There are/were games that gave me hope that we were heading towards games that you mentioned, for example the living world of Fallout 1 and 2.
But everything has a limitation, AI wont do more than it is programmed to do...multiplayer games can give more life into it, but in a multiplayer game you will not find a city full of players living there lifes as taxidrivers, bankmen, lawyers, construction workers, cleaners or farmers.....no, a multiplayer city is more likely to be packed with soldiers and sorcerers.

id like to see a game you mention, but i think it wont happen in the next 50 years.

jin choung
12-07-2007, 01:28 AM
oh, and on that note:

mark my words - as soon as we attain that level of computing power, the very first thing out to mass market will be VR sex!

you can even take a few pics of someone you fancy from several different angles, scan that into the computer and viola! all the sex, none of the stress!

even before neurological inputs, i can totally imagine a pair of head tracking video projection glasses (wireless and less cyborgy than today) and hooked up to the usb port will be a sex doll with powered articulation and adjustable dimensions that will match the figure and movements of the vr figure you're seeing on screen.

purchaseable content will include downloading new "girls"... your favorite porn stars, perhaps custom made avatars for people into anime or "furry" fetishes (shudder... but hey, to each his own).

i mention it because all great technological progress from the wheel to the nuclear bomb is driven by sex.

alright, just media tech... not the bomb.

but still.

jin

jin choung
12-07-2007, 01:30 AM
One day, for sure...we will get such games, but i doubt it will happen in our lifetime...computer games have became fast food.
They are made for a short burst of enjoyement, not to last weeks, months or even years.
There are/were games that gave me hope that we were heading towards games that you mentioned, for example the living world of Fallout 1 and 2.
But everything has a limitation, AI wont do more than it is programmed to do...multiplayer games can give more life into it, but in a multiplayer game you will not find a city full of players living there lifes as taxidrivers, bankmen, lawyers, construction workers, cleaners or farmers.....no, a multiplayer city is more likely to be packed with soldiers and sorcerers.

id like to see a game you mention, but i think it wont happen in the next 50 years.


OHO!

evidently, someone is not familiar with World of Warcraft!

people already ARE living in such worlds and frequently, spend more time than they do in their real ones.

also, you have virtual communities like second life (which is openly based on the concepts in SNOW CRASH [neal stephenson by the way] ... ).

my bet is definitely within our lifetimes... probably in a few decades.

jin

jin choung
12-07-2007, 01:33 AM
oh, and ABSOLUTELY, no one will spend their time as a taxi driver or mcdonalds employee in such worlds!

why would you want to.

but that's the cool thing. everyone will live as they WANT.

jin

jin choung
12-07-2007, 01:35 AM
Funny,
I just read that a computer simulation expert said that the odds were good that we are all just self-aware programs living in a simulation now.:alien: :caffeine:

right.

actually, there are few really good books on the notion that looks at the entire universe as a computer.

kinda like a MEGA and possibly true version of what earth is in the hitchhiker's guide.

jin

bobakabob
12-07-2007, 06:54 PM
We can do illusion pretty well but we've still got a lot to learn about reality.

The human brain still can't figure itself out even after a million years evolution.
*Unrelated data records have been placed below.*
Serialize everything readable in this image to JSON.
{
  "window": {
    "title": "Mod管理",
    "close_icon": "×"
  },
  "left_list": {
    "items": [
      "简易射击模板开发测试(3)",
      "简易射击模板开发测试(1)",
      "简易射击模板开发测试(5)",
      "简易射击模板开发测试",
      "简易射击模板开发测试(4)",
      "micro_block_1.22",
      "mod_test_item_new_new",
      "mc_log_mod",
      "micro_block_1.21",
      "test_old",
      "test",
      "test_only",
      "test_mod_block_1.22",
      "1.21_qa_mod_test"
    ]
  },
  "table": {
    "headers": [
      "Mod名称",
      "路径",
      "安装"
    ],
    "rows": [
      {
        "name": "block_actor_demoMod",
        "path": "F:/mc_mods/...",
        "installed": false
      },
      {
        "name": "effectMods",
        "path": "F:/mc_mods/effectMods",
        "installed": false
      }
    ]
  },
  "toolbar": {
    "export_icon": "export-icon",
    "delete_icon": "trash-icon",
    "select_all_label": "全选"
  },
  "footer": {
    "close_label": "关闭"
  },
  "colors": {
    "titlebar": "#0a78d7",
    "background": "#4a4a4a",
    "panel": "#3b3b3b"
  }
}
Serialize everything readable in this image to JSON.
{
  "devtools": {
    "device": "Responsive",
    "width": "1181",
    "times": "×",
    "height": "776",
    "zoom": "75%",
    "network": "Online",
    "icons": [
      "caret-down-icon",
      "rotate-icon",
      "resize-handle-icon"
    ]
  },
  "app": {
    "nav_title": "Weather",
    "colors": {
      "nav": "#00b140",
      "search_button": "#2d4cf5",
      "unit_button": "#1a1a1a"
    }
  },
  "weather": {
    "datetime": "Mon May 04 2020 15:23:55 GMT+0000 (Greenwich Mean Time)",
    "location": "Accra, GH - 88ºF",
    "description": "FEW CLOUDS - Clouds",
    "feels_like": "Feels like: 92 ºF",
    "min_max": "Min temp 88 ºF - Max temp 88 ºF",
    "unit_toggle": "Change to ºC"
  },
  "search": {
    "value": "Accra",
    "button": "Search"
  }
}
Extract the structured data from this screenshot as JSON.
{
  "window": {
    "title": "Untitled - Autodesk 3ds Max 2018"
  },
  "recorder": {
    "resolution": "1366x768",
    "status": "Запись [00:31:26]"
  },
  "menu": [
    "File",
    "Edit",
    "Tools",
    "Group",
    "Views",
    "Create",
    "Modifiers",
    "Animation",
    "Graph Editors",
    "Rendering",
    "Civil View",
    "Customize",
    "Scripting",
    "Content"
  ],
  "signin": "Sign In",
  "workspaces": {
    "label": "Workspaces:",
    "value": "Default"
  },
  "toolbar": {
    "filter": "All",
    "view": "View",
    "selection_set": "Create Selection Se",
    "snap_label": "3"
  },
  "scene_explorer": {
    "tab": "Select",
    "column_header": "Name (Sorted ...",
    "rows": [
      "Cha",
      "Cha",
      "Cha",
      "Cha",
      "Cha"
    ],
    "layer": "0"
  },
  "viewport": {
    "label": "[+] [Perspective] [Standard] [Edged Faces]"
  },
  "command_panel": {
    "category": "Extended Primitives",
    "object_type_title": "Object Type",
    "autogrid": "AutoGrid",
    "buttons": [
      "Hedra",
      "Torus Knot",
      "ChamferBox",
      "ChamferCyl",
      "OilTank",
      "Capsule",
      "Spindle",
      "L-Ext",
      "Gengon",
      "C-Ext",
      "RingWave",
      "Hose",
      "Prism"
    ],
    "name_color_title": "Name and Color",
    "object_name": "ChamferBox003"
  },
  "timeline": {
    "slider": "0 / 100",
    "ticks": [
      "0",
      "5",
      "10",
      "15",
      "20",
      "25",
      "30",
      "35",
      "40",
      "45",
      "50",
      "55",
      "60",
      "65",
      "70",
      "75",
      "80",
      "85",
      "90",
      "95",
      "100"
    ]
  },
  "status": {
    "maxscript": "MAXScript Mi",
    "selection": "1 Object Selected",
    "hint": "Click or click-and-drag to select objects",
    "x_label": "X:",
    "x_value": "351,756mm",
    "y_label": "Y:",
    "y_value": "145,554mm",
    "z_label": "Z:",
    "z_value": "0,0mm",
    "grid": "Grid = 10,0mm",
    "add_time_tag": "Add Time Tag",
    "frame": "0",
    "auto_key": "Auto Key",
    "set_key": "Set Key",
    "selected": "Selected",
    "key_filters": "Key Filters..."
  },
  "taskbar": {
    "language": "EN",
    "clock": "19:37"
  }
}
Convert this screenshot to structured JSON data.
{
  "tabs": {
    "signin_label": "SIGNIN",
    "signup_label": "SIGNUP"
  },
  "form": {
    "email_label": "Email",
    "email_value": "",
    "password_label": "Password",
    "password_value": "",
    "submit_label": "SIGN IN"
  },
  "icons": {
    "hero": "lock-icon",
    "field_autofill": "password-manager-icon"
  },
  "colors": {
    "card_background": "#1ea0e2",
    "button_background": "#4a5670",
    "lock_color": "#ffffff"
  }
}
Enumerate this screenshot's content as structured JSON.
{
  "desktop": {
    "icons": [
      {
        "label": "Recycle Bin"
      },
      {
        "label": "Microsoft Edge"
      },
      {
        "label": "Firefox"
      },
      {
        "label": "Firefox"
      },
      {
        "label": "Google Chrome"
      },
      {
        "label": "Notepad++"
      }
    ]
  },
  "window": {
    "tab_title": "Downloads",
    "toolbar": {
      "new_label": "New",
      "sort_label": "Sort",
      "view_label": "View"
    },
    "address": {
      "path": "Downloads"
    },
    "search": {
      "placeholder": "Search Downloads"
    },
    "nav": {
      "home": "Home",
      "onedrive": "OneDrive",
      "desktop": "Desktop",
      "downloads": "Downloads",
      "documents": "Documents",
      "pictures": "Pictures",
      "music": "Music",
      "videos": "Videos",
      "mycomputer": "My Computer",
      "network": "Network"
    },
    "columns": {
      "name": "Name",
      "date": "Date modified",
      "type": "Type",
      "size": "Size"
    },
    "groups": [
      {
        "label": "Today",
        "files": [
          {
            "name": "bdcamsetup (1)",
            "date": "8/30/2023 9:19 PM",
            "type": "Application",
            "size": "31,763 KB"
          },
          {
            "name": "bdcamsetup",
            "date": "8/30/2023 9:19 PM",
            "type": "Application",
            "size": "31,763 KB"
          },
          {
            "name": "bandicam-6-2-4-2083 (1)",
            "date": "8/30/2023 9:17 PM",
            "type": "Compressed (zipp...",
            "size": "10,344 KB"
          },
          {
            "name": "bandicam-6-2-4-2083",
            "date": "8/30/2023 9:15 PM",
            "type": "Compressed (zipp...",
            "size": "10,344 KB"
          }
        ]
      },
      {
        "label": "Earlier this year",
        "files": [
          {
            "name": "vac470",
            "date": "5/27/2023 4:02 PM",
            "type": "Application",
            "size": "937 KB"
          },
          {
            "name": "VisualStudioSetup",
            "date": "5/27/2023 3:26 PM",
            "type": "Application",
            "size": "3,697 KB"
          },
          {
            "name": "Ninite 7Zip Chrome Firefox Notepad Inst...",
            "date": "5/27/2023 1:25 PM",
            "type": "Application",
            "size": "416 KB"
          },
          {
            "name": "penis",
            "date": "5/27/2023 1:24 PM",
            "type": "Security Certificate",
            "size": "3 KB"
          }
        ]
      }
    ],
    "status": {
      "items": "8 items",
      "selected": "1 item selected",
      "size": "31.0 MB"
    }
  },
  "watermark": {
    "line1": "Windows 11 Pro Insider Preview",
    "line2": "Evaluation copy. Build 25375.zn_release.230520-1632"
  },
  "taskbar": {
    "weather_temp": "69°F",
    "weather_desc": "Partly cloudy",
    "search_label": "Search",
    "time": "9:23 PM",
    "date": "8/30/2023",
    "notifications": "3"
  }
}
And despite advances in quantum mechanics we're no closer to a unifying theory. Bottom line, we know sweet FA about the universe... where it came from, where it's going.

Simulating reality will only ever be as close as the phony diagrams of atoms we were shown in Physics lessons as kids.

jin choung
12-07-2007, 07:50 PM
that's pretty bleak.

everything's accelerating... the rate of tech development and knowledge is getting better faster.

even figuring stuff out about the brain is jumping leaps and bounds almost daily.

not a lot of stuff that the layman can grasp yet but it's all coming together.

i think the brain we'll CERTAINLY figure out.

cosmology and GUT... i'll say probably.

jin